• [Work item]
Everything in the data gets repeated exactly, except for the pictures.

• [The records]
━━━━━━━━━━━━━━━━━━━━
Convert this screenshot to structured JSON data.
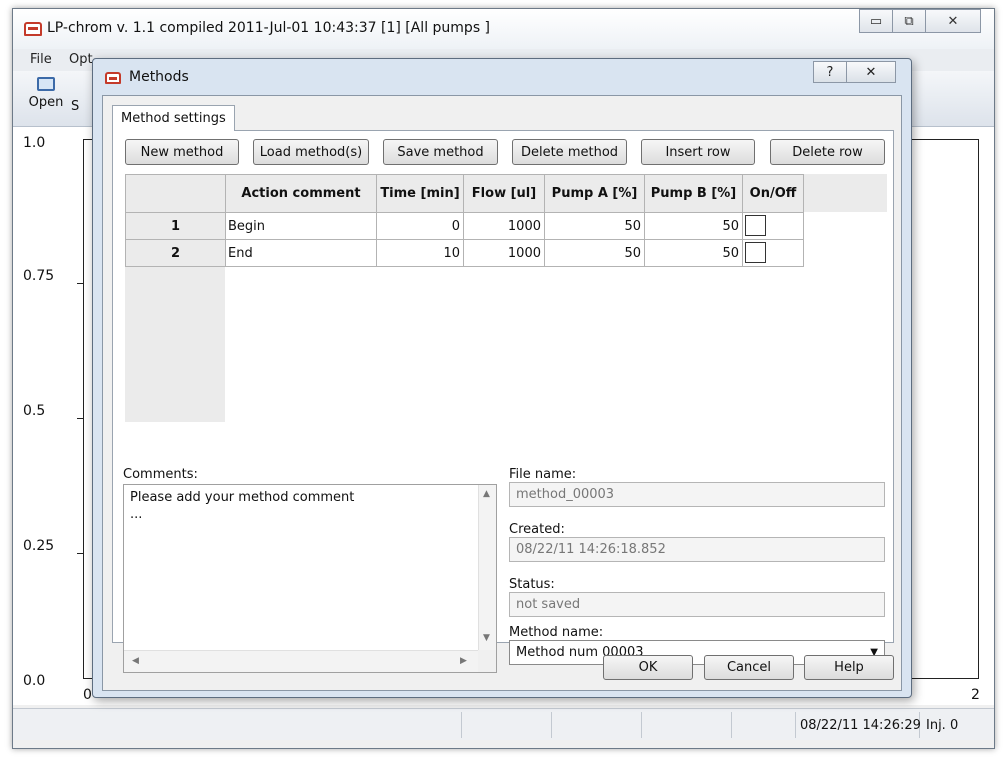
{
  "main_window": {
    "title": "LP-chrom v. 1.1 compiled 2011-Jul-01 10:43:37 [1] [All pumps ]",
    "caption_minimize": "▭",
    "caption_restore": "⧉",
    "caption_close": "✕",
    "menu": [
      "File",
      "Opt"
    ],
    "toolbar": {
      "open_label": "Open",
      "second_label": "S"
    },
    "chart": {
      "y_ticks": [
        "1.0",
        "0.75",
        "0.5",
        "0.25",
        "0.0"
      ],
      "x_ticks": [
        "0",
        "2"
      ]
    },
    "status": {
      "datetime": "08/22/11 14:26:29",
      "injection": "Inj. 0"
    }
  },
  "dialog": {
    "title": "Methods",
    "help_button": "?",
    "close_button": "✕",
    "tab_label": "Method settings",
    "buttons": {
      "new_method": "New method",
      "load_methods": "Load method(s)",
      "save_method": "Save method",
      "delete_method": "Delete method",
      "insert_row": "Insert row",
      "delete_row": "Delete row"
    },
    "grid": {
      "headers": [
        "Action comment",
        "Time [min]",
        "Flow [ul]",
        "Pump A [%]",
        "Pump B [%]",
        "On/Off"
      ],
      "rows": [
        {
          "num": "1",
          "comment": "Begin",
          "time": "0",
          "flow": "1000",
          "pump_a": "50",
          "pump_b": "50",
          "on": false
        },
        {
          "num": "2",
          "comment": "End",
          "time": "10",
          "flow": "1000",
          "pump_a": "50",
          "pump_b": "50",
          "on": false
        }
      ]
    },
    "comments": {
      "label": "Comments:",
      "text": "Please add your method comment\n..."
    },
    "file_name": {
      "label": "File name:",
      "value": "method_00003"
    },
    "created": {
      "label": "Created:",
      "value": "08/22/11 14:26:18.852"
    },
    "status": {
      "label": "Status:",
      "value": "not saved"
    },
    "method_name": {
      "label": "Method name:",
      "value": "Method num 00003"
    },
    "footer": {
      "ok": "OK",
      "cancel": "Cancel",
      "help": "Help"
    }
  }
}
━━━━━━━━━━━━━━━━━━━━
• [Response below]
Convert this screenshot to structured JSON data.
{
  "main_window": {
    "title": "LP-chrom v. 1.1 compiled 2011-Jul-01 10:43:37 [1] [All pumps ]",
    "caption_minimize": "▭",
    "caption_restore": "⧉",
    "caption_close": "✕",
    "menu": [
      "File",
      "Opt"
    ],
    "toolbar": {
      "open_label": "Open",
      "second_label": "S"
    },
    "chart": {
      "y_ticks": [
        "1.0",
        "0.75",
        "0.5",
        "0.25",
        "0.0"
      ],
      "x_ticks": [
        "0",
        "2"
      ]
    },
    "status": {
      "datetime": "08/22/11 14:26:29",
      "injection": "Inj. 0"
    }
  },
  "dialog": {
    "title": "Methods",
    "help_button": "?",
    "close_button": "✕",
    "tab_label": "Method settings",
    "buttons": {
      "new_method": "New method",
      "load_methods": "Load method(s)",
      "save_method": "Save method",
      "delete_method": "Delete method",
      "insert_row": "Insert row",
      "delete_row": "Delete row"
    },
    "grid": {
      "headers": [
        "Action comment",
        "Time [min]",
        "Flow [ul]",
        "Pump A [%]",
        "Pump B [%]",
        "On/Off"
      ],
      "rows": [
        {
          "num": "1",
          "comment": "Begin",
          "time": "0",
          "flow": "1000",
          "pump_a": "50",
          "pump_b": "50",
          "on": false
        },
        {
          "num": "2",
          "comment": "End",
          "time": "10",
          "flow": "1000",
          "pump_a": "50",
          "pump_b": "50",
          "on": false
        }
      ]
    },
    "comments": {
      "label": "Comments:",
      "text": "Please add your method comment\n..."
    },
    "file_name": {
      "label": "File name:",
      "value": "method_00003"
    },
    "created": {
      "label": "Created:",
      "value": "08/22/11 14:26:18.852"
    },
    "status": {
      "label": "Status:",
      "value": "not saved"
    },
    "method_name": {
      "label": "Method name:",
      "value": "Method num 00003"
    },
    "footer": {
      "ok": "OK",
      "cancel": "Cancel",
      "help": "Help"
    }
  }
}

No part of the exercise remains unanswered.